Bean was agreed by NASA as part of Astronaut Group 3 in 1963 (after not being prearranged for Astronaut Group 2 the previous year). He was agreed to be the backup command pilot for Gemini 10, but was futile in securing an to come Apollo flight assignment. He was placed in the Apollo Applications Program in the interim. In that capacity, he was the first astronaut to dive in the Neutral Buoyancy Simulator and a champion of the process for astronaut training. When fellow astronaut Clifton Williams was killed in an ventilate crash, a spread was opened for Bean upon the backup crew for Apollo 9. Apollo 12 Commander Conrad, who had instructed Bean at the Naval Flight Test School years before, personally requested Bean to replace Williams.

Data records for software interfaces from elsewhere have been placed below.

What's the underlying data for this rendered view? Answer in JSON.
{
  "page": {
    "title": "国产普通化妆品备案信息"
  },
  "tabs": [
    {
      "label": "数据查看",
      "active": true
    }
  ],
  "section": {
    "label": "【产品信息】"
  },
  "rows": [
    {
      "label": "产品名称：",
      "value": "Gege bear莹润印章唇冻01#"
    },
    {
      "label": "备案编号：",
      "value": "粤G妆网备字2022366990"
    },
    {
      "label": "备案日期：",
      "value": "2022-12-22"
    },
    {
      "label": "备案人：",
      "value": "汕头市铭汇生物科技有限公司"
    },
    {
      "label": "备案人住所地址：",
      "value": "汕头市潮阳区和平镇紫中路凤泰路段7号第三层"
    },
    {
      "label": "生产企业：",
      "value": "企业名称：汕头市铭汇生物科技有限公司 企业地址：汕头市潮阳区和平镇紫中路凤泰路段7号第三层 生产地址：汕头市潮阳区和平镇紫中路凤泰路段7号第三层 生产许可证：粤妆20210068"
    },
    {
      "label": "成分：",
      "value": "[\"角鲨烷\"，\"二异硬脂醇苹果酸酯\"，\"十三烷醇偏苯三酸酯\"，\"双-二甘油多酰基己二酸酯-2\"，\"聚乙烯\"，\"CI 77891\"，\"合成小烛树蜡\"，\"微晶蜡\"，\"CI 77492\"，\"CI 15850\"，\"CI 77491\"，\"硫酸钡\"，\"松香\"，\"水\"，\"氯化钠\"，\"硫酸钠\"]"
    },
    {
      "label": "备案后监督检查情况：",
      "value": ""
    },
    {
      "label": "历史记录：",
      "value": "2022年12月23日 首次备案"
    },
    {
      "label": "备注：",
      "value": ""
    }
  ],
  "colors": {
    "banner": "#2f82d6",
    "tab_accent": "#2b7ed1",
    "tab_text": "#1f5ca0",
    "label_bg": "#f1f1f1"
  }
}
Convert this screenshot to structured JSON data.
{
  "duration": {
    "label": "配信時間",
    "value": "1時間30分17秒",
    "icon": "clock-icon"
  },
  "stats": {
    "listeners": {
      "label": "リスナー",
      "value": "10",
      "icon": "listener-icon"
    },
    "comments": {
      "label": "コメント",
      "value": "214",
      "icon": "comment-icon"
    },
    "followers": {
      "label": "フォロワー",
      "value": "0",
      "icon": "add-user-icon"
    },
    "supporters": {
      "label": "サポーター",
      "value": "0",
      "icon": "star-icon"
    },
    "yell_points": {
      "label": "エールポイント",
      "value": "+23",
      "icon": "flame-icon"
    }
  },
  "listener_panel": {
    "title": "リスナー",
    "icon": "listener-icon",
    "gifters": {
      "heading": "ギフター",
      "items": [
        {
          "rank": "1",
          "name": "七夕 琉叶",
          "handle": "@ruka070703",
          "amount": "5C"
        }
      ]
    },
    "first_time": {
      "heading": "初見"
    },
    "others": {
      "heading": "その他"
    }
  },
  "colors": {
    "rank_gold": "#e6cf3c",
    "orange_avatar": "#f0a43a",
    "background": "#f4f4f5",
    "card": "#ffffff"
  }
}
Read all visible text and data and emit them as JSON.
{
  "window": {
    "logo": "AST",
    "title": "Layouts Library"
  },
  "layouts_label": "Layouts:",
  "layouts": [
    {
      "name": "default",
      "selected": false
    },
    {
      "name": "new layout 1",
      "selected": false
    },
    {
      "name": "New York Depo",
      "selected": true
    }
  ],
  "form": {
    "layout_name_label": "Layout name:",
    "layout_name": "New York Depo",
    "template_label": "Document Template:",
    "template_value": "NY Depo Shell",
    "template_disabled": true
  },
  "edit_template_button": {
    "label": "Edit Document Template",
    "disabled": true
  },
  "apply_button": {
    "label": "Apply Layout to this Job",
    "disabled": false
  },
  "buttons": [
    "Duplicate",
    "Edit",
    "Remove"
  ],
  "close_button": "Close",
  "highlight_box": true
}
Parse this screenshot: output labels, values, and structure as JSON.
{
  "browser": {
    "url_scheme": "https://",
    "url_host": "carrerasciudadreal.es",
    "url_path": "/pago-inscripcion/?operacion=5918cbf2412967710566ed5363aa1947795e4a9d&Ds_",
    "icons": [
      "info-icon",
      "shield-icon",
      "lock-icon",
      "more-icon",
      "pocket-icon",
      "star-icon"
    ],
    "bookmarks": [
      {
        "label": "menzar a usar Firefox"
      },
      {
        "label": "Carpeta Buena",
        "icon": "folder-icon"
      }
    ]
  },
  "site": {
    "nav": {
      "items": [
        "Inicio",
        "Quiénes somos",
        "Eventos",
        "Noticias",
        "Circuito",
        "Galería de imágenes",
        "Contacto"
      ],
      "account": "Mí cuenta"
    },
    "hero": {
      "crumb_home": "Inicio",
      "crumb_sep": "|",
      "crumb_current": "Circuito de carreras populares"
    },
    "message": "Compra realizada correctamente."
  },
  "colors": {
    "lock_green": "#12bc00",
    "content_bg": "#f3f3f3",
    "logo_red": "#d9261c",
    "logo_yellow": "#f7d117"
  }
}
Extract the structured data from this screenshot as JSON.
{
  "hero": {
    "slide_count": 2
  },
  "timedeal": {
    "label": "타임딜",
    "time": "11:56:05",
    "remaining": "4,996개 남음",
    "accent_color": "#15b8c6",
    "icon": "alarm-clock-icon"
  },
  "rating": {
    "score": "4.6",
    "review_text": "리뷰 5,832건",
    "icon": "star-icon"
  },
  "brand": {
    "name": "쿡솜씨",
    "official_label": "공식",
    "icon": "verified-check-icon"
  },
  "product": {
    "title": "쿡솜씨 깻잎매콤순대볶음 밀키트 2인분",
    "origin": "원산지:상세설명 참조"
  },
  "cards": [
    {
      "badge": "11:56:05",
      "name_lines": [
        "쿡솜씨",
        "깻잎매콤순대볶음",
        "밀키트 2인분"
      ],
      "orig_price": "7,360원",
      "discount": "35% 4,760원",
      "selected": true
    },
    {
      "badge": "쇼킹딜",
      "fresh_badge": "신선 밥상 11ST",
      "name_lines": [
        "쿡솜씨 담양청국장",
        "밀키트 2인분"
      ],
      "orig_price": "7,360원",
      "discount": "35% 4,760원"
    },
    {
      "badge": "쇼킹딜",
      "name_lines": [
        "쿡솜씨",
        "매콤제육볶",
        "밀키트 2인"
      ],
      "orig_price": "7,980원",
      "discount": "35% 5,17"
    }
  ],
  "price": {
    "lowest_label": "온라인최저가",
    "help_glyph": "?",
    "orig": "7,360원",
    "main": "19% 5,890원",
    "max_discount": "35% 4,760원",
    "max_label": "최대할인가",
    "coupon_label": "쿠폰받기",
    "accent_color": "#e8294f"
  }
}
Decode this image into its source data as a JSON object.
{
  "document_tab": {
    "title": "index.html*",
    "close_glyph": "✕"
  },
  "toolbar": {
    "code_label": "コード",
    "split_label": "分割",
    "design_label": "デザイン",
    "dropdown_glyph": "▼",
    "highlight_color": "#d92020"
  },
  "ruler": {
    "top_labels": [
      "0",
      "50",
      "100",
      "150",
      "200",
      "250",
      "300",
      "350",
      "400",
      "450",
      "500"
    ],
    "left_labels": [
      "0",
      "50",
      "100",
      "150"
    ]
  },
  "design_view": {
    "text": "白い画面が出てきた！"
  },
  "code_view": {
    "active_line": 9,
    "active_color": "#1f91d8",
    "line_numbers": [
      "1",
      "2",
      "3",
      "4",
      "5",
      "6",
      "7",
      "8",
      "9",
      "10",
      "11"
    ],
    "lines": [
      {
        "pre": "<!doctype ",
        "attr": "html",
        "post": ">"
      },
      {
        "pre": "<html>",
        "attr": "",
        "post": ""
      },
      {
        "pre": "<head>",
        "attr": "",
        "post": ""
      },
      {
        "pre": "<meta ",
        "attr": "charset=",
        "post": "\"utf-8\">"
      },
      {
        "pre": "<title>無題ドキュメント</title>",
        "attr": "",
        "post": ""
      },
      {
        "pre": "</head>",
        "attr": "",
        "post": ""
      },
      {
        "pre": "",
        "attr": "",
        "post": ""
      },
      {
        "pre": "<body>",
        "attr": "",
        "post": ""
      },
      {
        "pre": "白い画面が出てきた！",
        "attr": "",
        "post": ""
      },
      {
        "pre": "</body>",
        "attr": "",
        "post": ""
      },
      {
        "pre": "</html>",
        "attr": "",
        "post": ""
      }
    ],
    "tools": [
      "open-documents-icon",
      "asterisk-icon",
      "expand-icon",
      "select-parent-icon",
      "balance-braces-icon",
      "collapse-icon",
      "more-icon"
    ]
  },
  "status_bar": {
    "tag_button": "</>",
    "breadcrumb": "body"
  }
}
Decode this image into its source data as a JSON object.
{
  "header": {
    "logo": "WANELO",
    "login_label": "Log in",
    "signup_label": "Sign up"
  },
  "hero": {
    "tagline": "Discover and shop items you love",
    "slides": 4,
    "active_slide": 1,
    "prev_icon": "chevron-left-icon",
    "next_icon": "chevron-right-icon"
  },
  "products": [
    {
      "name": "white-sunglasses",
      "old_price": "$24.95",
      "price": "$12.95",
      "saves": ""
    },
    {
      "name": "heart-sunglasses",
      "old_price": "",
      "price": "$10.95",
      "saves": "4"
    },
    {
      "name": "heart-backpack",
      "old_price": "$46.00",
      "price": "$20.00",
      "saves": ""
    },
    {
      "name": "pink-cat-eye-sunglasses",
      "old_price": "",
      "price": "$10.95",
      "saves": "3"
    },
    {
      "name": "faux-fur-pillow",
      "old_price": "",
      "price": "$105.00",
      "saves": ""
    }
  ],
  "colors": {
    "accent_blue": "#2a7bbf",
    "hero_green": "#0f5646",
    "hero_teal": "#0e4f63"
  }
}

Bean was the Apollo Lunar Module pilot upon Apollo 12, the second lunar landing. In November 1969, Bean and Pete Conrad landed upon the Moon’s Ocean of Storms—after a flight of 250,000 miles and a start that included a harrowing lightning strike. He was the astronaut who executed John Aaron’s “Flight, try SCE to ‘Aux'” instruction to restructure telemetry after the spacecraft was struck by lightning 36 seconds after launch, thus salvaging the mission. They explored the lunar surface, deployed several lunar surface experiments, and installed the first nuclear facility generator station on the Moon to allow the gift source. Dick Gordon remained in lunar orbit, photographing landing sites for later missions.
Bean had planned on using a self-timer for his Hasselblad camera to take a photograph of both Pete Conrad and himself while on the lunar surface close the Surveyor III spacecraft. He was hoping to compilation a good photo, and as well as to confuse the mission scientists as to how the photo could have been taken. However, neither he nor Conrad could locate the timer in the tool carrier tote sack while at the Surveyor III site, thus drifting the opportunity. After finding the self-timer unit at the decline of the EVA, when it was too late to use, he threw it as far and wide as he could. His paintings of what this photo would have looked like (titled The Fabulous Photo We Never Took) and one of his fruitless search for the timer (Our Little Secret) are included in his amassing of Apollo paintings.
Bean’s conflict is upon display in the National Air and Space Museum.
Bean was the spacecraft commander of Skylab 3, the second crewed mission to Skylab, from July 29 to September 25, 1973. With him upon the mission were scientist-astronaut Owen Garriott and Marine Corps Colonel Jack R. Lousma. Bean and his crew were upon Skylab for 59 days, during which time they covered a world-record-setting 24.4 million miles. During the mission, Bean tested a prototype of the Manned Maneuvering Unit and performed one spacewalk uncovered the Skylab. The crew of Skylab 3 nimble 150% of its mission goals.
On his bordering assignment, Bean was the backup spacecraft commander of the United States flight crew for the joint American-Russian Apollo-Soyuz Test Project.
Bean retired from the Navy in October 1975 as a captain, and continued as head of the Astronaut Candidate Operations and Training Group within the Astronaut Office in a civilian capacity.
Bean logged 1,671 hours and 45 minutes in space, of which 10 hours and 26 minutes were spent in EVAs on the Moon and in Earth orbit.